I See Things Upside Down
- reviewed by Russ Breimeier Copyright Christianity Today International
- 2004 1 Nov
- I Want a Broken Heart
- Better Than Wine
- The Strong, the Tempted, & the Weak
- I Repent
- We Come to You
- T-Shirts (What We Should Be Known For)
- Ballad in Plain Red
- Nothing Is Ever Enough
- Lover Part 2
- What Is Not Love
I miss the days when faith wasn't spoon-fed in a three-minute pop song—when music actually
In early 2003, after co-fronting Caedmon's Call for nearly ten years, the singer/songwriter left to release
The album's theme and title culminates with the closing track "What Is Not Love," which insightfully touches on the paradoxes of the faith—much like seeing things upside down: "What looks like failure is success/And what looks like poverty riches/When what is true looks more like a knife/It looks like you're killing me, but you're saving my life." Likewise, the opener "I Want a Broken Heart" metaphorically reminds us that we too often try to cover our sinfulness and pretend we don't need God's mercy: "I've traded naked and unashamed for a better place to hide/For a righteous mask, a suit of fig leaves and lies." As expressed in "Medication," a safe and pain-free life is no substitute for true freedom found in Jesus Christ.
Songs like these force us to examine our actions and rationales as Christians. As noted in the satirical "Ballad in Plain Red," we often blur the line between what works and what's right, consequently "turning shepherds into sheep and leaders into celebrities." I wish Christian radio would pick up "T-Shirts," because all believers could use a cold dose of truth when it comes to how we misrepresent ourselves to others: "They'll know us by reasons we divide, and how we can't seem to unify/Because we've gotta sing songs a certain style/Or we'll walk right down that aisle/And just leave 'em all behind." The straightforward-yet-insightful "I Repent" gives a brilliant dissection of spiritual legalism at odds with God's gift of grace, which is thoughtfully expressed in an adaptation of the 19th century hymn "The Strong, the Tempted, & the Weak."
With so many great songs to Webb's credit, it's no surprise that these are so strongly and powerfully written. But he stretches himself further by recording an album that doesn't rely on the usual acoustic pop sound of Caedmon's Call and his solo debut. More floating and experimental sounding than before, this is stylistically closer to the music of Wilco, Over the Rhine, and The Normals—which is especially ironic considering The Normals' Andrew Osenga has since replaced Webb in Caedmon's Call.
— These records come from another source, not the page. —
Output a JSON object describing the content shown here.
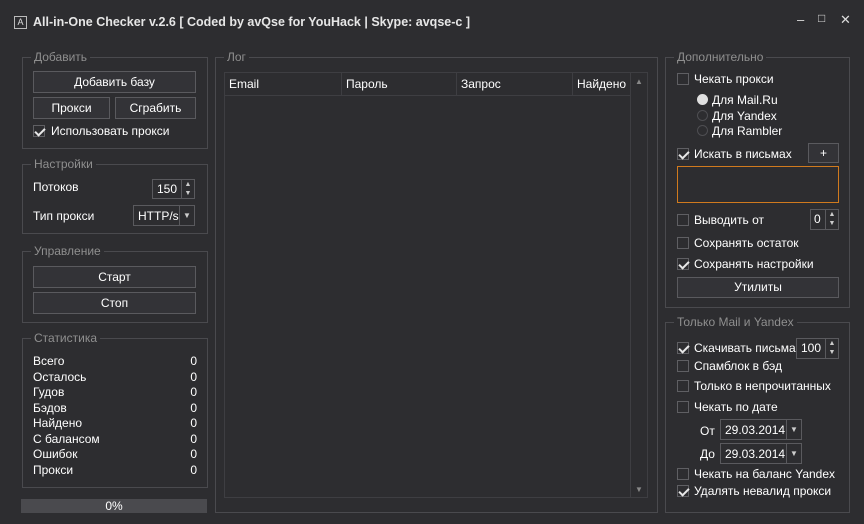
{
  "window": {
    "title": "All-in-One Checker v.2.6  [ Coded by avQse for YouHack | Skype: avqse-c ]",
    "icon": "app-icon"
  },
  "add_group": {
    "title": "Добавить",
    "add_base": "Добавить базу",
    "proxy": "Прокси",
    "grab": "Сграбить",
    "use_proxy": {
      "label": "Использовать прокси",
      "checked": true
    }
  },
  "settings_group": {
    "title": "Настройки",
    "threads_label": "Потоков",
    "threads_value": "150",
    "proxy_type_label": "Тип прокси",
    "proxy_type_value": "HTTP/s"
  },
  "control_group": {
    "title": "Управление",
    "start": "Старт",
    "stop": "Стоп"
  },
  "stats_group": {
    "title": "Статистика",
    "rows": [
      {
        "label": "Всего",
        "value": "0"
      },
      {
        "label": "Осталось",
        "value": "0"
      },
      {
        "label": "Гудов",
        "value": "0"
      },
      {
        "label": "Бэдов",
        "value": "0"
      },
      {
        "label": "Найдено",
        "value": "0"
      },
      {
        "label": "С балансом",
        "value": "0"
      },
      {
        "label": "Ошибок",
        "value": "0"
      },
      {
        "label": "Прокси",
        "value": "0"
      }
    ]
  },
  "progress": {
    "text": "0%",
    "percent": 0
  },
  "log_group": {
    "title": "Лог",
    "columns": [
      "Email",
      "Пароль",
      "Запрос",
      "Найдено"
    ]
  },
  "extra_group": {
    "title": "Дополнительно",
    "check_proxy": {
      "label": "Чекать прокси",
      "checked": false
    },
    "radios": [
      {
        "label": "Для Mail.Ru",
        "selected": true
      },
      {
        "label": "Для Yandex",
        "selected": false
      },
      {
        "label": "Для Rambler",
        "selected": false
      }
    ],
    "search_in_mails": {
      "label": "Искать в письмах",
      "checked": true
    },
    "plus": "+",
    "output_from": {
      "label": "Выводить от",
      "checked": false,
      "value": "0"
    },
    "save_rest": {
      "label": "Сохранять остаток",
      "checked": false
    },
    "save_settings": {
      "label": "Сохранять настройки",
      "checked": true
    },
    "utilities": "Утилиты"
  },
  "mail_yandex_group": {
    "title": "Только Mail и Yandex",
    "download_mails": {
      "label": "Скачивать письма",
      "checked": true,
      "value": "100"
    },
    "spamblock": {
      "label": "Спамблок в бэд",
      "checked": false
    },
    "unread_only": {
      "label": "Только в непрочитанных",
      "checked": false
    },
    "check_by_date": {
      "label": "Чекать по дате",
      "checked": false
    },
    "from_label": "От",
    "from_date": "29.03.2014",
    "to_label": "До",
    "to_date": "29.03.2014",
    "check_balance": {
      "label": "Чекать на баланс Yandex",
      "checked": false
    },
    "delete_invalid_proxy": {
      "label": "Удалять невалид прокси",
      "checked": true
    }
  },
  "colors": {
    "background": "#2d2d30",
    "border": "#4a4a4e",
    "accent_textbox": "#d07a1e"
  }
}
This extraordinary album was self-produced by Webb with consistent input from a terrific five-man studio band—check out Paul Moak's multi-instrumentation, Cason Cooley's dreamlike keyboard effects, and Will Sayles' breakout drumming. Much of the album was also recorded at Webb's home, allowing him the convenience to wait for the right mood and conditions to lay down his vocal tracks. There's an impressive variety in his singing to capture the mood of the songs just right—sometimes bright and upbeat, sometimes tired and gritty.
With all of this in mind, different doesn't always endear, and Webb is first to admit that not everyone will embrace this album's sound and message—allow me to be the second. Webb undermines himself the most by allowing the simple and beautiful worship of "We Come to You" to needlessly run for more than eight minutes. Though all the songs are still rooted in Webb's melodic folk/pop sensibilities, the overall atmosphere is somewhat darker and moodier. Unlike the more pop-friendly songs that Caedmon's Call has become known for in recent years, this is not a hook-laden recording that will find its way on to Christian radio. Think of it as the musical equivalent to an art film—brainy, visionary, and virtually everything a blockbuster is not.